Read This: In Other Worlds & 11/22/63

Yesterday, I had a review in Shelf Awareness for Readers, talking about In Other Worlds: SF and the Human Imagination, a collection of essays where Margaret Atwood elaborates on her relationship to science fiction—what she thinks it is, and why she wasn’t writing it all those times you thought she was writing it, although she has tried writing it and she likes some of the things other people have done with the genre.

I found a lot of things to like in In Other Worlds, but I wasn’t completely satisfied, and in a paragraph that was excised from the final, shorter version of the review, I explained why:

“The problem is that this is all rather a hodgepodge: While the opening section does offer a cohesive theory on the literary roots of modern science fiction—including some interesting glimpses at Atwood’s early academic specialization in a tradition she identifies as the “English metaphysical romance”—the middle section basically extracts SF-themed material from the more expansive essay collection Writing With Intent and adds a few reviews that she wrote after that book was published. Readers will learn that science fiction contains ‘all those stories that don’t fit comfortably into the family room of the socially realistic novel or the more formal parlour of historical fiction,” but they’ll only gain scattered impressions of what those stories might be like, not a comprehensive critical history such as you might
find in the late Thomas M. Disch’s (highly opinionated) The Dreams Our Stuff Is Made Of.”

It’s basically a question of how tightly Atwood ties all her disparate thoughts on science fiction together: None of her thoughts are uninteresting—in fact, they all struck me as sound, although the opening essays are a bit conventional—they just didn’t seem to gel for me. But she’ll give you plenty to think about, so I encourage you to check the book out if you get a chance, anyway.
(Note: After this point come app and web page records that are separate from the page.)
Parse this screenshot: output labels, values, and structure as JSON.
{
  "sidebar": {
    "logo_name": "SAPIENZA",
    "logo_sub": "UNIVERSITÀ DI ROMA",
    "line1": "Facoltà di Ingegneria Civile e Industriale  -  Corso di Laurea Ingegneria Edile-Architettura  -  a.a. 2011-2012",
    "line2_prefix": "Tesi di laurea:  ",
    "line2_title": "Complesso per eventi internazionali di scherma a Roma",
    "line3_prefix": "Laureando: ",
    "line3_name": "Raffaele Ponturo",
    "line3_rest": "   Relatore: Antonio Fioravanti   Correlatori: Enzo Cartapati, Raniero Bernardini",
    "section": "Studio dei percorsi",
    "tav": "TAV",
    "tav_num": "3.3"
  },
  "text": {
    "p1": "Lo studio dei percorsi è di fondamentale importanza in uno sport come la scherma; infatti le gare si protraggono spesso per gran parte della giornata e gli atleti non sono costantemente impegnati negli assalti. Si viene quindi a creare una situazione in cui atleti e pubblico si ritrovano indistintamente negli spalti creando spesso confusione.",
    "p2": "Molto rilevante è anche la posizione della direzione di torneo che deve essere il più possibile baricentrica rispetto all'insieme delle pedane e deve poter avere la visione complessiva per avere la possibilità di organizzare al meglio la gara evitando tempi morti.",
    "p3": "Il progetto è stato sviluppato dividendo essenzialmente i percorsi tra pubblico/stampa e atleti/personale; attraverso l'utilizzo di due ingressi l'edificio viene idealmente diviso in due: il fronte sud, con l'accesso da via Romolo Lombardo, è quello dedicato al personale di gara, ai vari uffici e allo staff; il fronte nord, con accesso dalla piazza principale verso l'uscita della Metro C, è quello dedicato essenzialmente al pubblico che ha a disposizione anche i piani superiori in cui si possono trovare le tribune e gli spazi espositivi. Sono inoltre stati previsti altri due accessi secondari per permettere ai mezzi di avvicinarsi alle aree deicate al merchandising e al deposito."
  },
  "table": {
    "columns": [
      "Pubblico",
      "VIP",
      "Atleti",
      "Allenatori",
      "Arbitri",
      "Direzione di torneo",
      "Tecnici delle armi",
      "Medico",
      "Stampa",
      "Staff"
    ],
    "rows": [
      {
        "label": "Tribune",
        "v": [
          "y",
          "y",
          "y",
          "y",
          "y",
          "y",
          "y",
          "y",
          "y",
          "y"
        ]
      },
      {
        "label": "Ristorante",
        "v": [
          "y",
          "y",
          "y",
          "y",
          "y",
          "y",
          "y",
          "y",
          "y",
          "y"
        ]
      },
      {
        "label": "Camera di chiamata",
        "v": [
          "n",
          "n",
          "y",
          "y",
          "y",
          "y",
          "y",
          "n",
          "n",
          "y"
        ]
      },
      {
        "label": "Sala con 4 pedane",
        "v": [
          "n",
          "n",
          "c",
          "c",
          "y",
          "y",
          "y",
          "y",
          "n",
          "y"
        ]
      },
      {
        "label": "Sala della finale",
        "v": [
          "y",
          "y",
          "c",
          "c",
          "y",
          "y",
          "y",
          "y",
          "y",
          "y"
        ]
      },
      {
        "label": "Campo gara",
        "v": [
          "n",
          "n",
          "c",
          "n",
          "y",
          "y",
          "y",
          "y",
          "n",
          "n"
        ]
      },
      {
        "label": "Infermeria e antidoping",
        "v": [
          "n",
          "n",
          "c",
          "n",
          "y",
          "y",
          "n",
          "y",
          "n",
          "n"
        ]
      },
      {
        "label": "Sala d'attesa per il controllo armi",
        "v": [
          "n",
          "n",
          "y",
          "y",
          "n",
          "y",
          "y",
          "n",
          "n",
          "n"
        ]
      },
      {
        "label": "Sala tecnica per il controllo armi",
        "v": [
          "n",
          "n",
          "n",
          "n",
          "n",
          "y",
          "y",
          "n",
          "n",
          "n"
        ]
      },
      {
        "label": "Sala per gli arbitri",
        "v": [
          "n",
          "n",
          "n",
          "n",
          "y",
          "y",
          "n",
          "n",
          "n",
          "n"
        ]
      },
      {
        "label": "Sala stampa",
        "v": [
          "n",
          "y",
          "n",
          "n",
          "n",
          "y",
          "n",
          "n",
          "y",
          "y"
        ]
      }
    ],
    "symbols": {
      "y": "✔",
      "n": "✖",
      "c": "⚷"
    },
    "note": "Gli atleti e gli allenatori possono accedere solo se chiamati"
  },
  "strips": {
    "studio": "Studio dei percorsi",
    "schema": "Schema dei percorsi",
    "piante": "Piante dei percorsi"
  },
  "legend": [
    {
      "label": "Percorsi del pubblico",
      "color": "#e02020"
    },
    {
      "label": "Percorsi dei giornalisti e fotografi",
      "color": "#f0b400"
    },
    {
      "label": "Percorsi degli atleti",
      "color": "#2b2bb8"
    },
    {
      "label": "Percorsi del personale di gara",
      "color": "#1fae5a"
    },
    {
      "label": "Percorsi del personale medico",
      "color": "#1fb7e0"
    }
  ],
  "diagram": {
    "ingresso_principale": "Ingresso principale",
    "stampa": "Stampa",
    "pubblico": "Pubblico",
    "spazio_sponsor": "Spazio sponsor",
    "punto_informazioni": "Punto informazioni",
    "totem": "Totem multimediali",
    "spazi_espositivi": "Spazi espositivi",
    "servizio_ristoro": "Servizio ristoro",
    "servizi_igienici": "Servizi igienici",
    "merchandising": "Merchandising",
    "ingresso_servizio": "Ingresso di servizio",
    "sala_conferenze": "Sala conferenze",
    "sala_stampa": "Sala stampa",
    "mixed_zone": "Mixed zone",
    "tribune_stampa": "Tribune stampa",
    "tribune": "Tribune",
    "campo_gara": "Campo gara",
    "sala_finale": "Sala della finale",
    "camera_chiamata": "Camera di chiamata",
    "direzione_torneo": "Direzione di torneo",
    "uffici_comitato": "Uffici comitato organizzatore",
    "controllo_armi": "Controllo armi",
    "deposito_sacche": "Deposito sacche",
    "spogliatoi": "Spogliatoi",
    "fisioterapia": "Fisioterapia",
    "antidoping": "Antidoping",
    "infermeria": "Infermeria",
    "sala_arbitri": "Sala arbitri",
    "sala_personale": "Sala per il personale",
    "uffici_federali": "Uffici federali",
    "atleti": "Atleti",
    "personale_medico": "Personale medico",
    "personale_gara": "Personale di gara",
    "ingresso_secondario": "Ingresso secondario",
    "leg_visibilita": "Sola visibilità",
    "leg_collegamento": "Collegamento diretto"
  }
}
I had another review in the daily Shelf, taking on Stephen King’s 11/22/63, a nearly 900-page fantasy about a high school English teacher who’s shown a hole in the space-time continuum that leads back to 1958 and is recruited to spend five years in the past, verify that Lee Harvey Oswald wasn’t part of a conspiracy, and then stop him from assassinating John F. Kennedy. As a story, though, that’s practically an abstraction, even to the protagonist, so King gives Jake Epping more substantial personal motivations to go back in time and then stay there—first to right a tragedy that befell one of his adult GED students as a child, then to preserve his relationship with a librarian in a small town outside Dallas. As I wrote, 11/22/63 “reveals the capacity of ordinary people for extraordinary moments of love and courage,” but keep in mind: When Stephen King puts his characters to the test, he tests them hard.

(And, yes, King fans: Not only does the second act take place in Maine in 1958, it takes place in exactly the town you’d want it to, under those circumstances.)

26 October 2011 | read this |